Karl: I try to focus on a little journey of how I got started. I’ll do a country-shuffle blues track and then I’ll do some things from my Celtic past. Then I’ll talk about discipline and versatility and the reasons I think I get calls for gigs. I’ll play to some Jason Mraz, James Blunt, and Take That and talk about sound and my approach. I’ll change a snare and speak about not crashing going into a chorus or not playing any toms in a song. Then I’ll solo and talk about feel and timing and how to present yourself and look after yourself on tour. I don’t try to be someone I’m not—I’m not Dave Weckl. And I try to make it a bit of fun.
MD: The 2010 Brit Awards performance with Robbie Williams features what has to be the biggest challenge of all—you playing in a tux.
Karl: [laughs] Not only that, but we had to play an eleven minute medley of Robbie’s hits, with an eighteen-piece brass section, live on TV to a click with cues. The pressure was on, but I feed off pressure—it makes me work.

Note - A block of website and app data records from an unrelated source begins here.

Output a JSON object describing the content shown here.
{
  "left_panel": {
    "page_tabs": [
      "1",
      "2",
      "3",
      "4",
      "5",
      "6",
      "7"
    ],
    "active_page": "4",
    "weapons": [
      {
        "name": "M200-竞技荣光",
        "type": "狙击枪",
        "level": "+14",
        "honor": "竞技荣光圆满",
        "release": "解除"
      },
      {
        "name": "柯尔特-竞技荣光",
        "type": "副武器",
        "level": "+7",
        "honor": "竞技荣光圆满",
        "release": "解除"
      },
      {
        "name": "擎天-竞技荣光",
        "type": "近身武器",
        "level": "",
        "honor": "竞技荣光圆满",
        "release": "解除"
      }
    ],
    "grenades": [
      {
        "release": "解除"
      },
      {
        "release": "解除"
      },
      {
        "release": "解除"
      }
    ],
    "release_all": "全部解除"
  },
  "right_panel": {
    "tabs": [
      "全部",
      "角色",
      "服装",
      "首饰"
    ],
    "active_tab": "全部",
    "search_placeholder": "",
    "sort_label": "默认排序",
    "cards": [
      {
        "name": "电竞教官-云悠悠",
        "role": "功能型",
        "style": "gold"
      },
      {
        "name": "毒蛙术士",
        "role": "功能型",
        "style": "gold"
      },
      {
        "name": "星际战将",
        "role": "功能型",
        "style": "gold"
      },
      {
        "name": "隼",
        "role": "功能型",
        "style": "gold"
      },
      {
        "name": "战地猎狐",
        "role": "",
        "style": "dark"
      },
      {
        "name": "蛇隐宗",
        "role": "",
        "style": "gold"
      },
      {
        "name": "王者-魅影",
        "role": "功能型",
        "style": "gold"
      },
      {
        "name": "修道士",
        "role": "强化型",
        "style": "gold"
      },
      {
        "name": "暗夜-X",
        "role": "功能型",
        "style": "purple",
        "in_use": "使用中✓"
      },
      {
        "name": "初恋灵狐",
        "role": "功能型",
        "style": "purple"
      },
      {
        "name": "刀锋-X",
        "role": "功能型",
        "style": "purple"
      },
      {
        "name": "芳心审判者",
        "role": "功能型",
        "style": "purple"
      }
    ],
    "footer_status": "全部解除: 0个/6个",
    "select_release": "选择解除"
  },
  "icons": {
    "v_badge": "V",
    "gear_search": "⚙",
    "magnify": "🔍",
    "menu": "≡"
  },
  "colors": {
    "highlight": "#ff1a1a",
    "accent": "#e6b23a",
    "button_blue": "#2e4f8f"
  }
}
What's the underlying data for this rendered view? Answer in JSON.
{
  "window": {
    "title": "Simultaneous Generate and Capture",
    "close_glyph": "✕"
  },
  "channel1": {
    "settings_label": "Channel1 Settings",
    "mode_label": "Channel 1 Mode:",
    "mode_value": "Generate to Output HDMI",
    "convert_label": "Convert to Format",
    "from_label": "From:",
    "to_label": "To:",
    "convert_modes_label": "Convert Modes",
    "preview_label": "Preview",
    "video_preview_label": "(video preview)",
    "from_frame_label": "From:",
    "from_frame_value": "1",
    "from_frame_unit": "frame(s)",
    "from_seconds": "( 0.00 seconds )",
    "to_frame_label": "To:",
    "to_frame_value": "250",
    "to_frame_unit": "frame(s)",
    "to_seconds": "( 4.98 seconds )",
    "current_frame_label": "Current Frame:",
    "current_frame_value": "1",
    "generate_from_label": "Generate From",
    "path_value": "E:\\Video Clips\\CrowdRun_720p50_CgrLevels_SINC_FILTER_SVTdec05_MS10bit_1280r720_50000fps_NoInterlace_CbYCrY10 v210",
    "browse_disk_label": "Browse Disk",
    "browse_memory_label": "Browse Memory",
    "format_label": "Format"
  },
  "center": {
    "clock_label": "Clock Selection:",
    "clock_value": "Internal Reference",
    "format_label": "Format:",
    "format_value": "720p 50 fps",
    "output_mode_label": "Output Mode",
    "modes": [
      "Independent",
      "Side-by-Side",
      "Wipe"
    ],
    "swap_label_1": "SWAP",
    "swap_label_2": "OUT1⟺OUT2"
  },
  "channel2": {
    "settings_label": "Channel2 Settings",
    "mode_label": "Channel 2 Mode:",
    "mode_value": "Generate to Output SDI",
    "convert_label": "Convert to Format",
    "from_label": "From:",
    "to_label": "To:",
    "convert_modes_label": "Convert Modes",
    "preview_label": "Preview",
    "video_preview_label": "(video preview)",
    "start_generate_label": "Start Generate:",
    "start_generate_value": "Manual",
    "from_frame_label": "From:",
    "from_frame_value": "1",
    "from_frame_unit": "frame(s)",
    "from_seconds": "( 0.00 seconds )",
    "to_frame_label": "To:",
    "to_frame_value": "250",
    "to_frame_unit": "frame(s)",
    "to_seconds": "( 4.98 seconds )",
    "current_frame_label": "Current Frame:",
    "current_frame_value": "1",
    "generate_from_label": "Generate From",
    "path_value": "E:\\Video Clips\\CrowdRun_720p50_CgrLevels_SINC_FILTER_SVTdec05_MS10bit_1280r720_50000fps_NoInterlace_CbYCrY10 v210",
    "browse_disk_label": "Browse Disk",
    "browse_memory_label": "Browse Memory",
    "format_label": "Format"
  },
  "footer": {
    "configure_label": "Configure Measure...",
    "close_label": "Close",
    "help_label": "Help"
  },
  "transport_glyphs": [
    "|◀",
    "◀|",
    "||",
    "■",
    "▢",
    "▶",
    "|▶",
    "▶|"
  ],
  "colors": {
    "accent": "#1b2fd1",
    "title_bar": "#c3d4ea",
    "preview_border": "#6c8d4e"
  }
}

Drums: Gretsch USA Custom
A. 6 1/2×14 snare
B. 5×14 hammered brass snare
C. 10×13 tom
D. 16×16 floor tom
E. 16×18 floor tom
F. 16×24 bass drum
G. 16×20 bass drum
1. 19” HHX Legacy crash
2. 15″ Vault Artisan hi-hats (medium)
3. 20” Vault Artisan crash (medium)
4. 22” Vault Artisan ride (medium)
5. 19″ Vault Artisan crash (medium)
6. 21” HHX Legacy ride with rivets
Sticks: Vic Firth 5BW Karl Brazil signature model
Heads: Remo, including Emperor X snare batters and thin Hazy bottoms, Coated Emperor tom batters and Clear Ambassador bottoms, and a Coated Powerstroke 3 20” bass drum batter and Clear Powerstroke 3 24” bass drum batter
Hardware: Gibraltar, DW 5000 pedals, Ford Smart Ass throne, TunerFish lug locks
Cases: Protection Racket
For recordings, Karl’s setup varies depending on the gig.
James Blunt “I’ll Take Everything” /// Jason Mraz “Make It Mine” /// Feeder “Renegades” /// Tristan Prettyman “Hello” /// Leona Lewis “Run” /// Take That “SOS” /// Helping Haiti “Everybody Hurts”
AC/DC Back in Black (Phil Rudd) /// Level 42 A Physical Presence (Phil Gould) /// Fool’s Gold Mr. Lucky (Jeff Porcaro) /// Whitesnake Slip of the Tongue (Tommy Aldridge) /// Journey Raised on Radio (Steve Smith) /// Stockton’s Wing Live (Fran Breen) /// Toto IV (Jeff Porcaro) /// It Bites Once Around the World (Bob Dalton) /// Prince The Gold Experience (Michael Bland) /// The Band The Band (Levon Helm) /// Red Hot Chili Peppers Blood Sugar Sex Magik (Chad Smith) /// Queens of the Stone Age Songs for the Deaf (Dave Grohl) /// Tower of Power Soul Vaccination Live (David Garibaldi) /// Everything Everything Man Alive (Michael Spearman) /// plus anything with John “JR” Robinson